It’s 2020! Time to finally hit the gym, start meditating, get back into art — wait. Stop and think. If while reading that sentence, you immediately started to think something along the lines of “Ugh, I hate the New Year’s resolution people,” or “That’s so annoying. If you want to change, you’d change before January,” or “Yeah right, you won’t make it to February,” then you are part of the problem, and you should make it your New Year’s resolution to stop judging people.

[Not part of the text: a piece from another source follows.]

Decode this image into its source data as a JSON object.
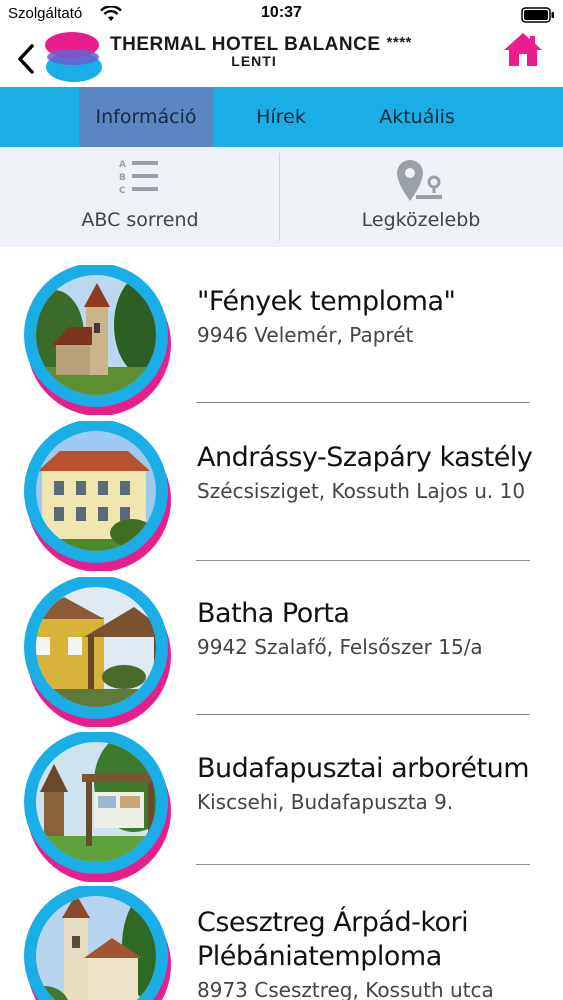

Seriously, change is difficult, and especially when it comes to things like diet or exercise, it can be hard to find the time and extra energy to change your habits when you’re in the middle of working on several big projects or visiting your family whose favorite food is carbs. People tend to try to change habits around the new year because they’ve gotten a small breather from the everyday structure of their lives, so when it’s time to jump back in, it’s a lot easier to start new healthier habits.
Everyone has different priorities, so for some, this might look like starting the gym every other day once they fly back home, and for others, it could be getting into the habit of sketching and painting every day after a certain class or after work. Either way, there’s a difference between starting up something new while your life will go through routine changes regardless — like during the new year — and starting up something new on a random Tuesday in the middle of a difficult semester. If you’re a person that can start something on a Tuesday, great. Not everyone is. Some people have less time and resources than others and you shouldn’t give those people any flak for waiting a month or two when they can put effort into their goals alongside someone else for support.
Of course, it’s rational to say self-improvement should be an on-going process. It’s also completely logical to say someone shouldn’t wait until the new year to be a better person if they are currently indulging in actions that hurt themselves or others directly. But New Year’s resolutions are usually less focused on being a bare minimum decent human being and more focused on taking steps to becoming your ideal version of yourself. So next time you see a new person at your gym, yoga studio, library, volunteer organization or anywhere else people might end up when 2020 starts, try encouraging them to hang in there instead of criticizing them as if they are an imposter in public space.
Photo: K. Sikkema